*** PROVIDED DATA Section Begins ***
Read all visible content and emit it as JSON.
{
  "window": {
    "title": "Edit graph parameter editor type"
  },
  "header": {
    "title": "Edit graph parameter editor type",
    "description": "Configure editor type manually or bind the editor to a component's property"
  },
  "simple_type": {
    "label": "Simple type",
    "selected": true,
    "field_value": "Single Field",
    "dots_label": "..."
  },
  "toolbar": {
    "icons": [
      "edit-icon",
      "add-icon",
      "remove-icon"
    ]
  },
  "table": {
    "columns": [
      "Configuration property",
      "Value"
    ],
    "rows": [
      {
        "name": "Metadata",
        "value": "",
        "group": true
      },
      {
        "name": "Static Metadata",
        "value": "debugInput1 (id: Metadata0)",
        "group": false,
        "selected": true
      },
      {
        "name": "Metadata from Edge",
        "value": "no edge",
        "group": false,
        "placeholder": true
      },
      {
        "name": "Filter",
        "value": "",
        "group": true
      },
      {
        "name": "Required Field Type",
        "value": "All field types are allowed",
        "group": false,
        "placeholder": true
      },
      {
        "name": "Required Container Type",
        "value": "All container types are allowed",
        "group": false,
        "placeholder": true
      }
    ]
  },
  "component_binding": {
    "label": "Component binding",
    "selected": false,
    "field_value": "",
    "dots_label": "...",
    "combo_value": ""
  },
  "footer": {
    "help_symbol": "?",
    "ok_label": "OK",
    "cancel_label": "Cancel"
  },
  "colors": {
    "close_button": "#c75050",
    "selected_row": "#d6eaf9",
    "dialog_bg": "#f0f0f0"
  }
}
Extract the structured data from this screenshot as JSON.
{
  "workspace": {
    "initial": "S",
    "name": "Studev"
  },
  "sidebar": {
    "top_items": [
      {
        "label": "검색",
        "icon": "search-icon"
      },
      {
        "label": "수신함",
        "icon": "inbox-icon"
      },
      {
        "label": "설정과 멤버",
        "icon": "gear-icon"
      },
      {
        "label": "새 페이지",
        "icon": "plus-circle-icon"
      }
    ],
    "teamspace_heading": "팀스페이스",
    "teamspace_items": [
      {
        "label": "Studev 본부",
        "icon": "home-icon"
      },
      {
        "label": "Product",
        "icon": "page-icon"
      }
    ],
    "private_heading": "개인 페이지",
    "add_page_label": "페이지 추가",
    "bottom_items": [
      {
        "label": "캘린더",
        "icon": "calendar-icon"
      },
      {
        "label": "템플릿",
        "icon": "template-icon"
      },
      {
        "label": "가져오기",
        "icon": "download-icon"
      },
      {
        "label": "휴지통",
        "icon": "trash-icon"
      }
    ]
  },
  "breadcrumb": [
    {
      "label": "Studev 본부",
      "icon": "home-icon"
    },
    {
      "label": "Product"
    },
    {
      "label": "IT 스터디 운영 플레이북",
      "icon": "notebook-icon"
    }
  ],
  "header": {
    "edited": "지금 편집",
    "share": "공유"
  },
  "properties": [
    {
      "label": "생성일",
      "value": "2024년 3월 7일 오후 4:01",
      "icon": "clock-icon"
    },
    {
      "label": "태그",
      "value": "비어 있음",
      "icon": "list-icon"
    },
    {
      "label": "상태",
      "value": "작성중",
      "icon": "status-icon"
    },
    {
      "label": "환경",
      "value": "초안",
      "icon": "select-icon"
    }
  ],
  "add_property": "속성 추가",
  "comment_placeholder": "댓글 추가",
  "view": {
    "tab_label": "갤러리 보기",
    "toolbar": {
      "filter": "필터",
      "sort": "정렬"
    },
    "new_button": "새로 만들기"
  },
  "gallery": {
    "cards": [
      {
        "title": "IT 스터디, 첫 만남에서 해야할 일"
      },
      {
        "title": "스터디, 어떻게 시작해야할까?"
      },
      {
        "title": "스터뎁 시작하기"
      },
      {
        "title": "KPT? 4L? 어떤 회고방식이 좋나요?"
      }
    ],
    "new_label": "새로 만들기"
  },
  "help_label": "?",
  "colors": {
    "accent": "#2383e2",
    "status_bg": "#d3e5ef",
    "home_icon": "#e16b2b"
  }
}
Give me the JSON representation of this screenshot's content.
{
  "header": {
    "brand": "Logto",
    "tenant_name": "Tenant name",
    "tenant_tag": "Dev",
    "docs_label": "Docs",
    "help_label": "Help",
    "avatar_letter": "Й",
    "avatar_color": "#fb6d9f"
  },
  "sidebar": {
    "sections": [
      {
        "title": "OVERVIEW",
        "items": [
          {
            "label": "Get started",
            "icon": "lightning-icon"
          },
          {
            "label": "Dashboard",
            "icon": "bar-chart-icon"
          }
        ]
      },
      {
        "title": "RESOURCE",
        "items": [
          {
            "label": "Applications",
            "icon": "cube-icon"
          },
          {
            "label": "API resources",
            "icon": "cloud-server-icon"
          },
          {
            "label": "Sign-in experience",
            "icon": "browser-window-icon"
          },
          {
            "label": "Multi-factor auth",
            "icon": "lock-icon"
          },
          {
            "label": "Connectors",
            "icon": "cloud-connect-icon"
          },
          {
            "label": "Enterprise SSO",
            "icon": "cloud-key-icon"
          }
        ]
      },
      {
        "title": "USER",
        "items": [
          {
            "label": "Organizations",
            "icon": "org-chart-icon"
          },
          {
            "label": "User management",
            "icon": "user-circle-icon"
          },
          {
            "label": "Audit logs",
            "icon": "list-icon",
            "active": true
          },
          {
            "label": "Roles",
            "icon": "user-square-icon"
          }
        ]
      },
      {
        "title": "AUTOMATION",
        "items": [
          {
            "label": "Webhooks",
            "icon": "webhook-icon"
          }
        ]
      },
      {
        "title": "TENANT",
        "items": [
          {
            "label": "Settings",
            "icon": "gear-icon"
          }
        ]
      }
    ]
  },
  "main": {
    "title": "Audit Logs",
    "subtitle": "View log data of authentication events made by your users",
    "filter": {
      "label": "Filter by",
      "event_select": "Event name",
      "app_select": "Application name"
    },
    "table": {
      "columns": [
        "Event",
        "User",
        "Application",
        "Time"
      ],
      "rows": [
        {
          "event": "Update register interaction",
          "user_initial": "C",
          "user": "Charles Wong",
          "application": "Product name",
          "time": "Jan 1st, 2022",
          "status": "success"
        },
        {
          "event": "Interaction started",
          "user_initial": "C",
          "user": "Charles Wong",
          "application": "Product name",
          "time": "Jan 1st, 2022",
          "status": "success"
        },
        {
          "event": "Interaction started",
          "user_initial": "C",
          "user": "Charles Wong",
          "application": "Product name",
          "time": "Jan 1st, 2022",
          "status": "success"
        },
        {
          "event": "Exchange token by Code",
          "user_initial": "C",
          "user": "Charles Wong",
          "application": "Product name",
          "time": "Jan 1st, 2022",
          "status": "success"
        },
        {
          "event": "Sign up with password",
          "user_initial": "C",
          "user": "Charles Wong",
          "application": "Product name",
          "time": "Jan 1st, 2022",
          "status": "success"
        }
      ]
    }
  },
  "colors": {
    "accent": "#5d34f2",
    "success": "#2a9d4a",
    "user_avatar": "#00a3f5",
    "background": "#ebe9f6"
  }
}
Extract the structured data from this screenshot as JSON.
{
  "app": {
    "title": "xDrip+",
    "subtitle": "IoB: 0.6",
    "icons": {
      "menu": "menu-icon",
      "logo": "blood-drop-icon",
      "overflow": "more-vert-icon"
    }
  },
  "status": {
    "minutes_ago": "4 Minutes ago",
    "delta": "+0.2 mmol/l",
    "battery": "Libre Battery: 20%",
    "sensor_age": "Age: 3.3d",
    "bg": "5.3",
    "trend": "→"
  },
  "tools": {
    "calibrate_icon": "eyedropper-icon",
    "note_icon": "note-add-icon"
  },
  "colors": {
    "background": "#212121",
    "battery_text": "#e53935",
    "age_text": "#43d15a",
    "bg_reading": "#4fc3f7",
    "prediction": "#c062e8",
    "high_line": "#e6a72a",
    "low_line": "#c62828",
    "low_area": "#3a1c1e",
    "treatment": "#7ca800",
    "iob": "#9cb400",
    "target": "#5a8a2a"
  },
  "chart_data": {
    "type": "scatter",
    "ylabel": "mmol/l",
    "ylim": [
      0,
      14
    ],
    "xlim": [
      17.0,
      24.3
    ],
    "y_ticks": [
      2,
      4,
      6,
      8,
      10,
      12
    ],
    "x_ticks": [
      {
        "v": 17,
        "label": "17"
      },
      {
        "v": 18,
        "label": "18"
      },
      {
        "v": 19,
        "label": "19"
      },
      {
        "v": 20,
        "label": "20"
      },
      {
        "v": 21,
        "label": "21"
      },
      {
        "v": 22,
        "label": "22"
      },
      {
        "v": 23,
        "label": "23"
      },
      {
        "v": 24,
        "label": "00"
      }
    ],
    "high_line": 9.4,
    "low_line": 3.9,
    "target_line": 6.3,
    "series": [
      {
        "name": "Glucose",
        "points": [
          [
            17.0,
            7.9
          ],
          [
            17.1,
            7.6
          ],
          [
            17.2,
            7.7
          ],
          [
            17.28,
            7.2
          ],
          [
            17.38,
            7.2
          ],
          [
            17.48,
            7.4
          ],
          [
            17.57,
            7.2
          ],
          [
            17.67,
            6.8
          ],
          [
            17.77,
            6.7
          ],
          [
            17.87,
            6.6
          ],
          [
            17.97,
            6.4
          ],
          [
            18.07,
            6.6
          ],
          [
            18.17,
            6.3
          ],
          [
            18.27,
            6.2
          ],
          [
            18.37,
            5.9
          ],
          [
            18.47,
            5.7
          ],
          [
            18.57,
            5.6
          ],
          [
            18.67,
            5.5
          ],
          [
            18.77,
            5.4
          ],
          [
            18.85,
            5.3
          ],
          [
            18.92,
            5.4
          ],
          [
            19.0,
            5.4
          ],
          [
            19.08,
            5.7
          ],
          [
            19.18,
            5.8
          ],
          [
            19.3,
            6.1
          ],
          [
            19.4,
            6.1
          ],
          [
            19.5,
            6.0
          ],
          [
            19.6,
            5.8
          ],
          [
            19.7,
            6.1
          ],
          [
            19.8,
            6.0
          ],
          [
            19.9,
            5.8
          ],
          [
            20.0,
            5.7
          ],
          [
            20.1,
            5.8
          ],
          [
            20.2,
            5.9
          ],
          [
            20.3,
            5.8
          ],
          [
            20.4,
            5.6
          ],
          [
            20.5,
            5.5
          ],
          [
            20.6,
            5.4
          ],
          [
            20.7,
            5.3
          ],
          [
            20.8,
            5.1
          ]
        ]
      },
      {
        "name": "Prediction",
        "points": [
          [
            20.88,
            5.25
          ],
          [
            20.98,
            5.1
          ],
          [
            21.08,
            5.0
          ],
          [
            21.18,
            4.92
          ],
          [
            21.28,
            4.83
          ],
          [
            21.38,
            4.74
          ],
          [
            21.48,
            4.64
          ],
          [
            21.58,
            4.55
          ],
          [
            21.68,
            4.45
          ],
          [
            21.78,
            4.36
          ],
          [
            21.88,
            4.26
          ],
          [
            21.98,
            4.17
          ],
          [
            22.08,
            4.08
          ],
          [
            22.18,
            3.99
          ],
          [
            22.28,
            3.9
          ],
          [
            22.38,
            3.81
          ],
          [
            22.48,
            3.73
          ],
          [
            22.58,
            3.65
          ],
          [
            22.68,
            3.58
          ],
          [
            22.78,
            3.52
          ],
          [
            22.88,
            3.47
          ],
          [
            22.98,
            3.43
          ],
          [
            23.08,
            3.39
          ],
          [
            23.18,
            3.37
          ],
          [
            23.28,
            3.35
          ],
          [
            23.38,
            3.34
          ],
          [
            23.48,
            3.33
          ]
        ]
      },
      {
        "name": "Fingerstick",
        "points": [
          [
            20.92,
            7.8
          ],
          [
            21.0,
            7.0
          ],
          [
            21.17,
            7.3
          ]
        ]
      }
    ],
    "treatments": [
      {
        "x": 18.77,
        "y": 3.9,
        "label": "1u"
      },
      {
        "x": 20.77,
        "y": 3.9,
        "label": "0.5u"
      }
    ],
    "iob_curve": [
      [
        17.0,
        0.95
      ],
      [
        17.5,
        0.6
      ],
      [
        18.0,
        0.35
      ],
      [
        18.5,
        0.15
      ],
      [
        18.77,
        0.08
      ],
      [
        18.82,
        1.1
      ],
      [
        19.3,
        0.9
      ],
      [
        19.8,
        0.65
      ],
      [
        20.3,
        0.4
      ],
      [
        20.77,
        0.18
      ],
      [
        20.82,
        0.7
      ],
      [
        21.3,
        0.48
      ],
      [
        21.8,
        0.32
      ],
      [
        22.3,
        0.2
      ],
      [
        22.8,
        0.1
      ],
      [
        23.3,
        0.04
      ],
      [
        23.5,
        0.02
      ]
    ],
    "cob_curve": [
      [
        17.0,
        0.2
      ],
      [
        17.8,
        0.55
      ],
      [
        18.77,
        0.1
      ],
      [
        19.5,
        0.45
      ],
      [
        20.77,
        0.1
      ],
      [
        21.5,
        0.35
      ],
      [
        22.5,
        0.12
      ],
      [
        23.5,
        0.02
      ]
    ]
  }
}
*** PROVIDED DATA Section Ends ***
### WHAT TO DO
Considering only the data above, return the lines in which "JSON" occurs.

### SOLUTION FOR THIS TASK
Read all visible content and emit it as JSON.
Extract the structured data from this screenshot as JSON.
Give me the JSON representation of this screenshot's content.
Extract the structured data from this screenshot as JSON.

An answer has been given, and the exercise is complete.